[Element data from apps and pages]
--- START ---

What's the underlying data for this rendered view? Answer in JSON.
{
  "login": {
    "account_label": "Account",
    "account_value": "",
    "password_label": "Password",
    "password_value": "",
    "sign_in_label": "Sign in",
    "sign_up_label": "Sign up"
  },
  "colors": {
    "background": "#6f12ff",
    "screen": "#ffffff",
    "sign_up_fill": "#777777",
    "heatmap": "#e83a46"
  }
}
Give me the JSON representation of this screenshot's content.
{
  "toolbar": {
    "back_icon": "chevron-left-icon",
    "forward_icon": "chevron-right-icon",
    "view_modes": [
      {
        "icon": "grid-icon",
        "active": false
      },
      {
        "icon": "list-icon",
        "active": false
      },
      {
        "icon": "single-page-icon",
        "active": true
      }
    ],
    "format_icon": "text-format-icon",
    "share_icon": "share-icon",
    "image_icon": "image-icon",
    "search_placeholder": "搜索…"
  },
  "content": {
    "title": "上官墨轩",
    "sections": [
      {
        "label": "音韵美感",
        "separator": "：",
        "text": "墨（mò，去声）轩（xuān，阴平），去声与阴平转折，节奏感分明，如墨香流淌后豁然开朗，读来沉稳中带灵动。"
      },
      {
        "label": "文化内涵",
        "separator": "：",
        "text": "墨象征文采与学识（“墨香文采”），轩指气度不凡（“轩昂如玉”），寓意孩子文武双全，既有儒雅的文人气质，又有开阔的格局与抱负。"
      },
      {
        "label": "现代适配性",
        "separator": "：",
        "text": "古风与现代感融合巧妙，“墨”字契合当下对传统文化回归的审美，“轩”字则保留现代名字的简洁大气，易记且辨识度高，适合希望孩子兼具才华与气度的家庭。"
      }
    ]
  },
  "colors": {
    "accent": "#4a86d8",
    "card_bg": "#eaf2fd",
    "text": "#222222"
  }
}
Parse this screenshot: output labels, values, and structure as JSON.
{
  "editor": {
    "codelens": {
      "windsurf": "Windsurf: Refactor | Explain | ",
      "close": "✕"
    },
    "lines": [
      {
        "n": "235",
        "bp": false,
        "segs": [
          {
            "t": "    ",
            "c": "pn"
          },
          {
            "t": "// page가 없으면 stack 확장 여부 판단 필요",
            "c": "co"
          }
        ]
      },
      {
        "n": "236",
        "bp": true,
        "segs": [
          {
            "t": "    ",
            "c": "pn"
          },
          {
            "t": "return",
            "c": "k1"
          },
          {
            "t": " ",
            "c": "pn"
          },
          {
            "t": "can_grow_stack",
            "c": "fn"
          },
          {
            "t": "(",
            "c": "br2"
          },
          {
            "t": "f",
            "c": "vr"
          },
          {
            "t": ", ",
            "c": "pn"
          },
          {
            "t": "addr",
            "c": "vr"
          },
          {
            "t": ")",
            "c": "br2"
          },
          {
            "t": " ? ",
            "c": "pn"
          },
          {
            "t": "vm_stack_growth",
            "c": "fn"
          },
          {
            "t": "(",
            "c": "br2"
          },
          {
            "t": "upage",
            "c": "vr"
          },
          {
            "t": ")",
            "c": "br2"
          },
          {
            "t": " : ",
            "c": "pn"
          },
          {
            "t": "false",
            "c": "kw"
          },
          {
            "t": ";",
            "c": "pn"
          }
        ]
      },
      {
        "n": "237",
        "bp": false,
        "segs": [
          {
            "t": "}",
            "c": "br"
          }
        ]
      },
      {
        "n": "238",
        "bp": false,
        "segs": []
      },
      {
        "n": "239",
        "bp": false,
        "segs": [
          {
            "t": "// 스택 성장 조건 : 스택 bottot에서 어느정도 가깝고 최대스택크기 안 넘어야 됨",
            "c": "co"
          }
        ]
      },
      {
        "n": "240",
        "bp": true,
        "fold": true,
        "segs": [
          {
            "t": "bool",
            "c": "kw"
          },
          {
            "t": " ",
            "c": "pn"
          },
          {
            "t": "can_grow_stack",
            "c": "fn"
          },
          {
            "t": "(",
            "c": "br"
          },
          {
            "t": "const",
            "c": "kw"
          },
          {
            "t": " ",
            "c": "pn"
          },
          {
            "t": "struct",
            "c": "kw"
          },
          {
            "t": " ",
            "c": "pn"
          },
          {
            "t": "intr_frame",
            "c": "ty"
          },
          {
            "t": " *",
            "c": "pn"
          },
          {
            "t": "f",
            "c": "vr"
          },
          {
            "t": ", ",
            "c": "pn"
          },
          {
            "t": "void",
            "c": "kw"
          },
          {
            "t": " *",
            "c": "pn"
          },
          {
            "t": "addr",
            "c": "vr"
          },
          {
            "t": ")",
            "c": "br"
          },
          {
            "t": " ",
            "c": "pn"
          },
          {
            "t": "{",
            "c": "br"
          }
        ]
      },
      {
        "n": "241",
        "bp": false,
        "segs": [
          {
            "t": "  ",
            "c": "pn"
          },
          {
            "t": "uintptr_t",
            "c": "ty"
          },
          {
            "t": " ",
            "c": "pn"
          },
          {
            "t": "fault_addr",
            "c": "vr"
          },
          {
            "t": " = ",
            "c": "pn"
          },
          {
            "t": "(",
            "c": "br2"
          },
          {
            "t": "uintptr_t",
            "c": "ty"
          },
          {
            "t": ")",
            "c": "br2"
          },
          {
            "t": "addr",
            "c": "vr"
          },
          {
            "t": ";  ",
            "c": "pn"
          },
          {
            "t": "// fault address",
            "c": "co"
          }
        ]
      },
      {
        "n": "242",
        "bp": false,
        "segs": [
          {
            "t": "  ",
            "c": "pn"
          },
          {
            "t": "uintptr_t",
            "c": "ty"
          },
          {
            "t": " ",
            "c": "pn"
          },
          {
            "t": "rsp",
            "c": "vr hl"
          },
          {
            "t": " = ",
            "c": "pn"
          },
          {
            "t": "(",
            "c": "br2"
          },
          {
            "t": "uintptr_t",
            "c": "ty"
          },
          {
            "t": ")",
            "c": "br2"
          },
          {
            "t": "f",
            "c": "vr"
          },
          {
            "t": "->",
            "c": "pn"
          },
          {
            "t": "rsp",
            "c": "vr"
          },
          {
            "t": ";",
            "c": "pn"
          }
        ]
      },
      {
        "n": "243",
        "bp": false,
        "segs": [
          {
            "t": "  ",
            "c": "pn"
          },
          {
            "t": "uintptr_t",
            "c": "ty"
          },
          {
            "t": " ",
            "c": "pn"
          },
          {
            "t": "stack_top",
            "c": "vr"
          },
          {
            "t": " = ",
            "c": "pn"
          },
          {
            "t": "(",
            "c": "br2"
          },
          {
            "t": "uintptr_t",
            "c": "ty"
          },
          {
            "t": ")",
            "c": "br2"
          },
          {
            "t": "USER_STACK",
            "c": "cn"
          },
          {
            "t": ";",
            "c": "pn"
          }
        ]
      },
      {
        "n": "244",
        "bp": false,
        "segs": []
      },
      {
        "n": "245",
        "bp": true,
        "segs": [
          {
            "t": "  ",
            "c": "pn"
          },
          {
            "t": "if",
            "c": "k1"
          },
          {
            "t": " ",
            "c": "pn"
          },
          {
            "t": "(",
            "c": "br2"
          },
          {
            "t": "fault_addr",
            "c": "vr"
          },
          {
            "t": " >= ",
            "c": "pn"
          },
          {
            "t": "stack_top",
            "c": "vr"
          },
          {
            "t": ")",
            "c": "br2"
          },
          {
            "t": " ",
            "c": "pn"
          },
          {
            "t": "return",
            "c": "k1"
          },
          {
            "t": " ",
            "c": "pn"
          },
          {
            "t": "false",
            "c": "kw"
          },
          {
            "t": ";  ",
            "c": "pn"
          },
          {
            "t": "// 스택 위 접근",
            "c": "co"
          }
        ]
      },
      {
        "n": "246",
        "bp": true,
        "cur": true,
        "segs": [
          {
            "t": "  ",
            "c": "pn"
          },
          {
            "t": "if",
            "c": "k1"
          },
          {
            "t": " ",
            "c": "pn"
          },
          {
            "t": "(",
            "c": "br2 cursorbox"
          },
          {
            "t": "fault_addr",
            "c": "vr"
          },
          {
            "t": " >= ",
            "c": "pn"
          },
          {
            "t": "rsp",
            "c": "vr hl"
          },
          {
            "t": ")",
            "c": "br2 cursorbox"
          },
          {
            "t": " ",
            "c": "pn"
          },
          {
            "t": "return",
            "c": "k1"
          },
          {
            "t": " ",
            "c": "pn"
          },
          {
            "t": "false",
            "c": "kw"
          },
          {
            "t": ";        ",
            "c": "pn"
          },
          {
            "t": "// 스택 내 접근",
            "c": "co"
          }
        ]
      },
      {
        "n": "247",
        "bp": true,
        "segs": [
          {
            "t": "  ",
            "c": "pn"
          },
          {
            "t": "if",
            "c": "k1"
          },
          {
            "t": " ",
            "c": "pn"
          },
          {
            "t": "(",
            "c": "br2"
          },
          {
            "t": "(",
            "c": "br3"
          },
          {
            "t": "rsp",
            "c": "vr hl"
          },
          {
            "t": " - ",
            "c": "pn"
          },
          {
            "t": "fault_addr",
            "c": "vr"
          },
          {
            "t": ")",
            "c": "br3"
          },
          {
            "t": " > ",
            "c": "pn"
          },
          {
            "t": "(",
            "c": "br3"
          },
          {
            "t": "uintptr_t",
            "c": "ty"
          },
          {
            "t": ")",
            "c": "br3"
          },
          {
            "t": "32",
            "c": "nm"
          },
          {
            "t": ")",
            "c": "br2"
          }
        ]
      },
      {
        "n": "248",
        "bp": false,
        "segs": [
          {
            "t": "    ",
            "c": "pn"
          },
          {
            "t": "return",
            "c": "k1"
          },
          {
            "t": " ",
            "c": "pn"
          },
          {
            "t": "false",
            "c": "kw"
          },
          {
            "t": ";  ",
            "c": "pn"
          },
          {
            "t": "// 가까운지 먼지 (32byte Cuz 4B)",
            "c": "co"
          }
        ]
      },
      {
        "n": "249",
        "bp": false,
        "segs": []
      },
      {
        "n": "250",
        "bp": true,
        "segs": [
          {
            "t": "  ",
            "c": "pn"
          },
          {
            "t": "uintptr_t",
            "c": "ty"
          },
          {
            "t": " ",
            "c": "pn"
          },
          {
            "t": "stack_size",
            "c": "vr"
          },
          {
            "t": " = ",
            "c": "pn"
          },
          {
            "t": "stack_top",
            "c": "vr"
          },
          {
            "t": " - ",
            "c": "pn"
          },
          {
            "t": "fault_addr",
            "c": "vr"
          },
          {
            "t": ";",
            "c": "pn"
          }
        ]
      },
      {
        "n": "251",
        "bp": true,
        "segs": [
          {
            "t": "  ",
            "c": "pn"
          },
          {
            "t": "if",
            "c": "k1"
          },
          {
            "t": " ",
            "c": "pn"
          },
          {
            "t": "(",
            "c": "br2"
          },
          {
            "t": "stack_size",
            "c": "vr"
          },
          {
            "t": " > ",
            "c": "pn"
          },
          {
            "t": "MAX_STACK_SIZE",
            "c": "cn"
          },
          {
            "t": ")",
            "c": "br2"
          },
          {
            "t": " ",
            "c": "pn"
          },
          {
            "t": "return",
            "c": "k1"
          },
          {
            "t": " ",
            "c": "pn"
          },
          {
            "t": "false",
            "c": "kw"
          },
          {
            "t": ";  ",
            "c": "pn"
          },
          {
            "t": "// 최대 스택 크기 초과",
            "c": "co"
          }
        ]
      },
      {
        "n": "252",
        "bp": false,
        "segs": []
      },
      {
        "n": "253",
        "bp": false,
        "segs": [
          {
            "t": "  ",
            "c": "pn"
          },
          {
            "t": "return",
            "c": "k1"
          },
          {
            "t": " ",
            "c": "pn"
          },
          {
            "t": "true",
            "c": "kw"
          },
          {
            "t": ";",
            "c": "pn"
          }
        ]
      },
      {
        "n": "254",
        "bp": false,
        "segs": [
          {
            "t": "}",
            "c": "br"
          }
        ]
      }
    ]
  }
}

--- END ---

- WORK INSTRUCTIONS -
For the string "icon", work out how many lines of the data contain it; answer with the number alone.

- SOLUTION TO THE PROBLEM -
8